_Task requirements_: Within the records below, find each line that holds the string "icon", then copy it.

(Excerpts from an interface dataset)

* * * * * * * * *

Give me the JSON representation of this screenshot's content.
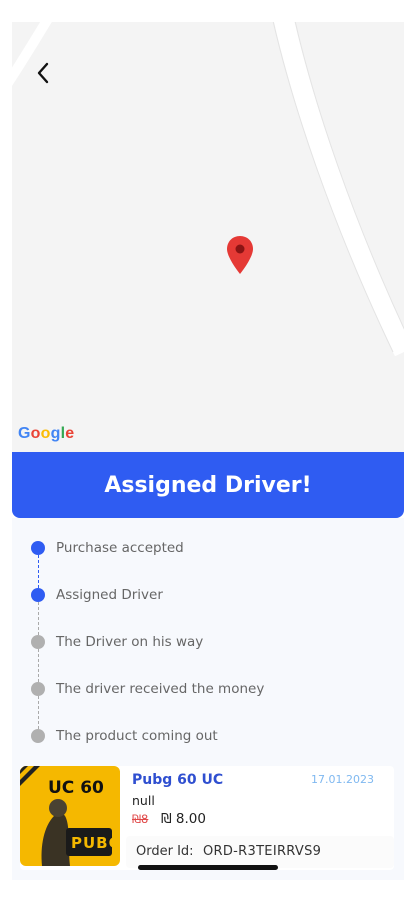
{
  "header": {
    "back_icon": "chevron-left-icon"
  },
  "map": {
    "pin_icon": "map-pin-icon",
    "pin_color": "#e53935",
    "attribution": [
      "G",
      "o",
      "o",
      "g",
      "l",
      "e"
    ],
    "attribution_colors": [
      "#4285F4",
      "#EA4335",
      "#FBBC05",
      "#4285F4",
      "#34A853",
      "#EA4335"
    ]
  },
  "banner": {
    "title": "Assigned Driver!",
    "color": "#2f5cf2"
  },
  "steps": [
    {
      "label": "Purchase accepted",
      "done": true
    },
    {
      "label": "Assigned Driver",
      "done": true
    },
    {
      "label": "The Driver on his way",
      "done": false
    },
    {
      "label": "The driver received the money",
      "done": false
    },
    {
      "label": "The product coming out",
      "done": false
    }
  ],
  "step_colors": {
    "done": "#2f5cf2",
    "pending": "#b0b0b0"
  },
  "order": {
    "thumbnail_title": "UC 60",
    "thumbnail_logo": "PUBG",
    "product_name": "Pubg 60 UC",
    "date": "17.01.2023",
    "description": "null",
    "old_price": "₪8",
    "price": "₪ 8.00",
    "order_id_label": "Order Id:",
    "order_id": "ORD-R3TEIRRVS9"
  }
}
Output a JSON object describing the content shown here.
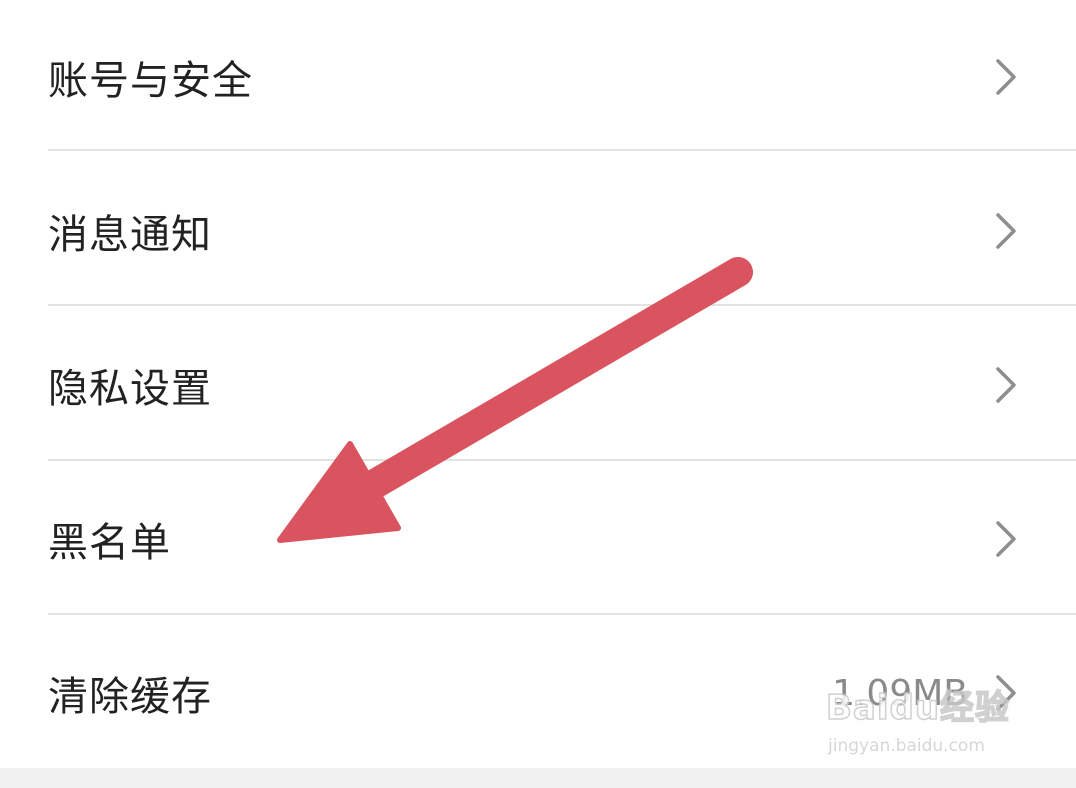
{
  "settings": {
    "items": [
      {
        "label": "账号与安全",
        "value": ""
      },
      {
        "label": "消息通知",
        "value": ""
      },
      {
        "label": "隐私设置",
        "value": ""
      },
      {
        "label": "黑名单",
        "value": ""
      },
      {
        "label": "清除缓存",
        "value": "1.09MB"
      }
    ],
    "chevron_icon": "chevron-right-icon"
  },
  "annotation": {
    "type": "red-arrow",
    "color": "#d9545e",
    "points_to": "黑名单"
  },
  "watermark": {
    "logo_text": "Baidu经验",
    "url_text": "jingyan.baidu.com"
  },
  "colors": {
    "background": "#ffffff",
    "text": "#222222",
    "secondary_text": "#8a8a8a",
    "divider": "#e2e2e2",
    "chevron": "#8e8e8e"
  }
}
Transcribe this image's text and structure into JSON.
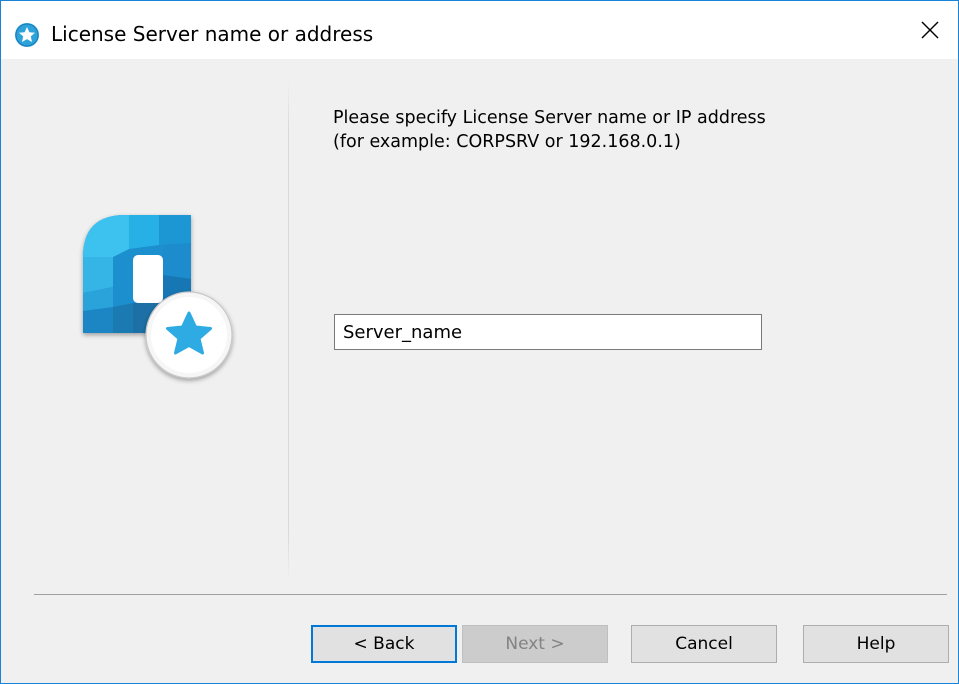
{
  "window": {
    "title": "License Server name or address",
    "accent_color": "#1883d7",
    "app_icon": "star-badge-icon",
    "close_icon": "close-icon"
  },
  "content": {
    "instruction_line1": "Please specify License Server name or IP address",
    "instruction_line2": "(for example: CORPSRV or 192.168.0.1)",
    "server_input_value": "Server_name",
    "logo_icon": "license-server-logo-icon"
  },
  "buttons": {
    "back": "< Back",
    "next": "Next >",
    "cancel": "Cancel",
    "help": "Help"
  }
}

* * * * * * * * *

_Written solution_:
    "back_icon": "chevron-left-icon"
    "pin_icon": "map-pin-icon",
    "chevron_icon": "chevron-right-icon"
    "app_icon": "star-badge-icon",
    "close_icon": "close-icon"
    "logo_icon": "license-server-logo-icon"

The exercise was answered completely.